Copy every line below precisely as it appears.

Data Start Marker

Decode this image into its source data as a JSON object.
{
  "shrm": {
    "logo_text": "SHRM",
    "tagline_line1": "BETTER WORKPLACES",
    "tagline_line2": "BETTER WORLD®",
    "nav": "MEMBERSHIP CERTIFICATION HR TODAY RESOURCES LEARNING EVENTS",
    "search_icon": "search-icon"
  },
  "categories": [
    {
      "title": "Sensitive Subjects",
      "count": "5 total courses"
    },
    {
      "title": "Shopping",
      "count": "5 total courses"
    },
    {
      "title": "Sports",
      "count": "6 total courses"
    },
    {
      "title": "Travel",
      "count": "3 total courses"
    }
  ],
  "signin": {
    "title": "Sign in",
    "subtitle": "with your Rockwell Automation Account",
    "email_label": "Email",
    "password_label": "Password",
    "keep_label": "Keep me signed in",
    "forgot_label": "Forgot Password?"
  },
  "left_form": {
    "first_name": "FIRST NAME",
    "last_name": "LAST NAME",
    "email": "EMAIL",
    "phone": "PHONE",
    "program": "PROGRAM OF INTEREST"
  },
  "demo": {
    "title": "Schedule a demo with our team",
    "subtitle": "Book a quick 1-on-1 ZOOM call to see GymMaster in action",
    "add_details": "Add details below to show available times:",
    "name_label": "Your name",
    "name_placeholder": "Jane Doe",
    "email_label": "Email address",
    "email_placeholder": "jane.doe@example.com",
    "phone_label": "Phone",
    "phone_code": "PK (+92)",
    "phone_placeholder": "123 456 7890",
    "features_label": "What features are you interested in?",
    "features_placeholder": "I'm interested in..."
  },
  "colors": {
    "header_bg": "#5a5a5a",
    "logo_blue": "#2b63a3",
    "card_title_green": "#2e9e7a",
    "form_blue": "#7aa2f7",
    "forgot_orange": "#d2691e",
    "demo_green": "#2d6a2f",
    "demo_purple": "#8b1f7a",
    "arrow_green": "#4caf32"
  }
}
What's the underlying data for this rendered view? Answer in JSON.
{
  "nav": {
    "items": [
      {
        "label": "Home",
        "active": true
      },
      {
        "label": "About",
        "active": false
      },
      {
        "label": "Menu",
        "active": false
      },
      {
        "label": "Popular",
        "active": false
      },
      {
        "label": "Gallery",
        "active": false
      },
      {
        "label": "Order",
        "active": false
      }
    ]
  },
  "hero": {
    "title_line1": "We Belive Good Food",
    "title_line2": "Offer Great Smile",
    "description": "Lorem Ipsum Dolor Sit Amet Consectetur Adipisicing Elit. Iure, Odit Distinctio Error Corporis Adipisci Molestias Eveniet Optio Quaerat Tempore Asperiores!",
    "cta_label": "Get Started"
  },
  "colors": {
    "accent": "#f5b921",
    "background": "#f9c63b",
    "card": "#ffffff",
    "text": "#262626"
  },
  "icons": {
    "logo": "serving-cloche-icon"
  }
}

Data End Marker

▸ Response area
Decode this image into its source data as a JSON object.
{
  "shrm": {
    "logo_text": "SHRM",
    "tagline_line1": "BETTER WORKPLACES",
    "tagline_line2": "BETTER WORLD®",
    "nav": "MEMBERSHIP CERTIFICATION HR TODAY RESOURCES LEARNING EVENTS",
    "search_icon": "search-icon"
  },
  "categories": [
    {
      "title": "Sensitive Subjects",
      "count": "5 total courses"
    },
    {
      "title": "Shopping",
      "count": "5 total courses"
    },
    {
      "title": "Sports",
      "count": "6 total courses"
    },
    {
      "title": "Travel",
      "count": "3 total courses"
    }
  ],
  "signin": {
    "title": "Sign in",
    "subtitle": "with your Rockwell Automation Account",
    "email_label": "Email",
    "password_label": "Password",
    "keep_label": "Keep me signed in",
    "forgot_label": "Forgot Password?"
  },
  "left_form": {
    "first_name": "FIRST NAME",
    "last_name": "LAST NAME",
    "email": "EMAIL",
    "phone": "PHONE",
    "program": "PROGRAM OF INTEREST"
  },
  "demo": {
    "title": "Schedule a demo with our team",
    "subtitle": "Book a quick 1-on-1 ZOOM call to see GymMaster in action",
    "add_details": "Add details below to show available times:",
    "name_label": "Your name",
    "name_placeholder": "Jane Doe",
    "email_label": "Email address",
    "email_placeholder": "jane.doe@example.com",
    "phone_label": "Phone",
    "phone_code": "PK (+92)",
    "phone_placeholder": "123 456 7890",
    "features_label": "What features are you interested in?",
    "features_placeholder": "I'm interested in..."
  },
  "colors": {
    "header_bg": "#5a5a5a",
    "logo_blue": "#2b63a3",
    "card_title_green": "#2e9e7a",
    "form_blue": "#7aa2f7",
    "forgot_orange": "#d2691e",
    "demo_green": "#2d6a2f",
    "demo_purple": "#8b1f7a",
    "arrow_green": "#4caf32"
  }
}
What's the underlying data for this rendered view? Answer in JSON.
{
  "nav": {
    "items": [
      {
        "label": "Home",
        "active": true
      },
      {
        "label": "About",
        "active": false
      },
      {
        "label": "Menu",
        "active": false
      },
      {
        "label": "Popular",
        "active": false
      },
      {
        "label": "Gallery",
        "active": false
      },
      {
        "label": "Order",
        "active": false
      }
    ]
  },
  "hero": {
    "title_line1": "We Belive Good Food",
    "title_line2": "Offer Great Smile",
    "description": "Lorem Ipsum Dolor Sit Amet Consectetur Adipisicing Elit. Iure, Odit Distinctio Error Corporis Adipisci Molestias Eveniet Optio Quaerat Tempore Asperiores!",
    "cta_label": "Get Started"
  },
  "colors": {
    "accent": "#f5b921",
    "background": "#f9c63b",
    "card": "#ffffff",
    "text": "#262626"
  },
  "icons": {
    "logo": "serving-cloche-icon"
  }
}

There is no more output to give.